Toyota

Hilton

Truth Initiative

IKEA

UPS Foundation, Inc.

JPMorgan Chase Foundation

Xeric Foundation

The Kors-Le Pere Foundation

If you would like to make a gift to or partner with the HRC Foundation, please contact us. Corporations/Foundations: contact Carmen Miller at (202) 216-1585 or carmen.miller@hrc.org Individuals: contact Tim Bahr at (202) 716-1634 or tim.bahr@hrc.org

HUMAN RIGHTS

Front Desk: (202) 628-4160

CAMPAIGN FOUNDATION

TTY: (202) 216-1572

1640 Rhode Island Ave., N.W.

Toll-Free: (800) 777-4723

Washington, D.C. 20036-3278

Fax: (202) 347-5323

ACKNOWLEDGMENTS

THE HUMAN RIGHTS CAMPAIGN FOUNDATION IS GRATEFUL TO THE MANY INDIVIDUAL DONORS, COMPANIES AND FOUNDATIONS THAT SUPPORT OUR MISSION

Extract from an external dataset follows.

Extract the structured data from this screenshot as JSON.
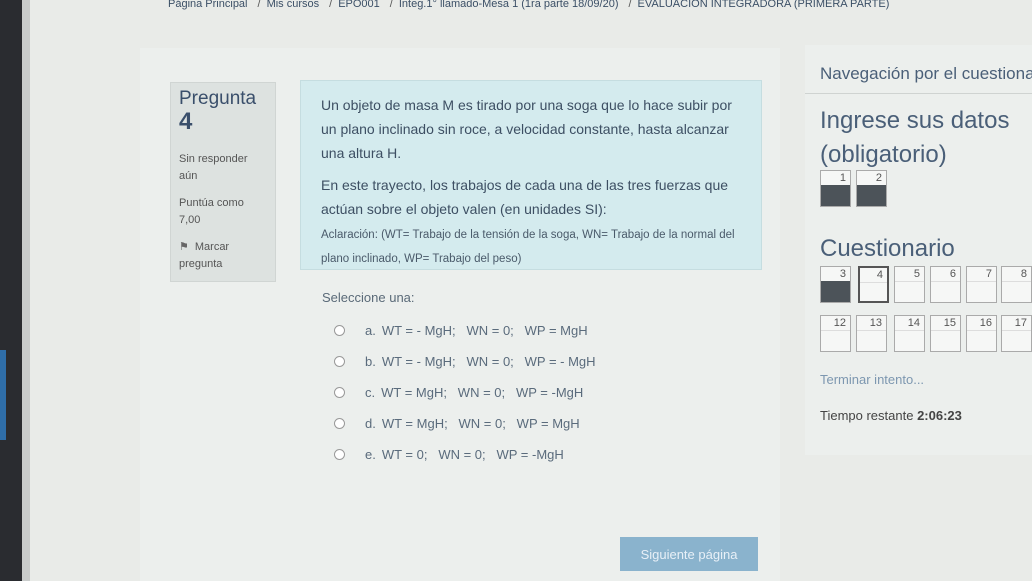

www.hrc.org/foundation


WWW.HRC.ORG/FOUNDATION

HRC Foundation Overview  

The Human Rights Campaign Foundation improves the lives of LGBTQ people by working to increase understanding and encouraging the adoption of...

HRC Foundation Overview  

The Human Rights Campaign Foundation improves the lives of LGBTQ people by working to increase understanding and encouraging the adoption of...